Dr. Zizhen Kang Dr. Zizhen Kang was awarded a two-year R21 research grant entitled "Understanding the Role of LRRK2 G2019S-mediated Gut-brain Axis in the Pathogenesis of Parkinson's Disease" from the National Institute of Neurological Disorders and Stroke.

Parkinson’s disease (PD) is the second most common neurodegenerative disorder in the world, with over 1 million Americans currently suffering from PD. The risk of PD increases greatly in people over the age of 65 years. Both genetic and environmental factors are known to contribute to the pathogenesis of PD. Among these, LRRK2-G2019S is the most prevalent, being found in a wide range of ethnic groups and in 1-3% of sporadic and 4-8% of familial PD cases.
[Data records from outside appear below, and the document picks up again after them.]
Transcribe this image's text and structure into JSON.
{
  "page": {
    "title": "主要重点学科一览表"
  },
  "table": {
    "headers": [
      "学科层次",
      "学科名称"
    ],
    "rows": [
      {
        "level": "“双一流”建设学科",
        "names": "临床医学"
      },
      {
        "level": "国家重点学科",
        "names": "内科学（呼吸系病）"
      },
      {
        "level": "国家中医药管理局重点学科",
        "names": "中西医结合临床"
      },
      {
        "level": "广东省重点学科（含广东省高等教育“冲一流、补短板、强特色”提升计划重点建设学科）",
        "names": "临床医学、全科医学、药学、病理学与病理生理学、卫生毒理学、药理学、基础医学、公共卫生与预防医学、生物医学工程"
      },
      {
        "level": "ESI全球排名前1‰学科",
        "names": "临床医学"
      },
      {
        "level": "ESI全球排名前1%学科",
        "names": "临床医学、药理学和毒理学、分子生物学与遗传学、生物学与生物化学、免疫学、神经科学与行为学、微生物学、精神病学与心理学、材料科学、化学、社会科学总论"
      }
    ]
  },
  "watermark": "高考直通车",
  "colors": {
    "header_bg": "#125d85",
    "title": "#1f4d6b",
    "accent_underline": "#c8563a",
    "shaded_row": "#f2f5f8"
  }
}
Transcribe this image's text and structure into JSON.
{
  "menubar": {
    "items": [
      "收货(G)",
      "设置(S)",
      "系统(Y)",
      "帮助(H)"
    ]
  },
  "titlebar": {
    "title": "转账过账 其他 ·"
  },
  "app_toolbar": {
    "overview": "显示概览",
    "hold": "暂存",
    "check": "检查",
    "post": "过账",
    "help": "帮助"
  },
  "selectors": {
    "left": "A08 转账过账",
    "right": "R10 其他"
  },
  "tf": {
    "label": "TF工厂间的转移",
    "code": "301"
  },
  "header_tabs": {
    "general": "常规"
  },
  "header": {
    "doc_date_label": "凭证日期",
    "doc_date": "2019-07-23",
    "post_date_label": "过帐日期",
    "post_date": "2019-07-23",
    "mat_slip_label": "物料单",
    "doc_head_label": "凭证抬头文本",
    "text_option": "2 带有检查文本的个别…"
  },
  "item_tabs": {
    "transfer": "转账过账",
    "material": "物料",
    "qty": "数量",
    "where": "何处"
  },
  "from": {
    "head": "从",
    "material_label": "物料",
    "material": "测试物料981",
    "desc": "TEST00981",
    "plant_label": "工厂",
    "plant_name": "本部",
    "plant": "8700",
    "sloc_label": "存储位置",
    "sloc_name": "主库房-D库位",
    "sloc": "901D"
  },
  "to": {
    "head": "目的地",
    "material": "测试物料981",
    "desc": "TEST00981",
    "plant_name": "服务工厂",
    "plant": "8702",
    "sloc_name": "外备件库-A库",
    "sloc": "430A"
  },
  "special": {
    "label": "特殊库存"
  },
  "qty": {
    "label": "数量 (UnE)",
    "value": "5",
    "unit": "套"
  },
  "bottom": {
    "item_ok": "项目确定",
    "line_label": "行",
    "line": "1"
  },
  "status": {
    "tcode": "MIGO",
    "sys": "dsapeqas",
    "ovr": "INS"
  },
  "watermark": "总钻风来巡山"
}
However, how LRRK2-G2019S promotes the pathogenesis of PD remains largely unknown.

Surprisingly, G2019S knock-in mice only develop pre-symptoms of PD, suggesting other triggers are needed for the pathogenesis. PD patients have higher incidence of gut dysbiosis, and gut dysbiosis promotes PD pathogenesis in animal models. Furthermore, IBD patients have 20–90% higher risk of developing PD. Intriguingly, a recent finding unraveled novel pathogenic LRRK2 variants shared by both IBD and PD, suggesting LRRK2 might bridge the gut-brain axis in PD pathogenesis. We thus hypothesize that second hit-induced LRRK2-mediated intestinal inflammation promotes the PD penetrance in the predisposed LRRK2-G2019S knock-in model. The objective of our study is to test the “two-hit” model for PD etiology in LRRK2-G2019S knock-in mice and establish novel PD models through the gut-brain axis. Our long-term goal is to understand the underlying mechanisms of the LRRK2-mediated gut-brain axis in the pathogenesis of PD.

Friday, September 16, 2022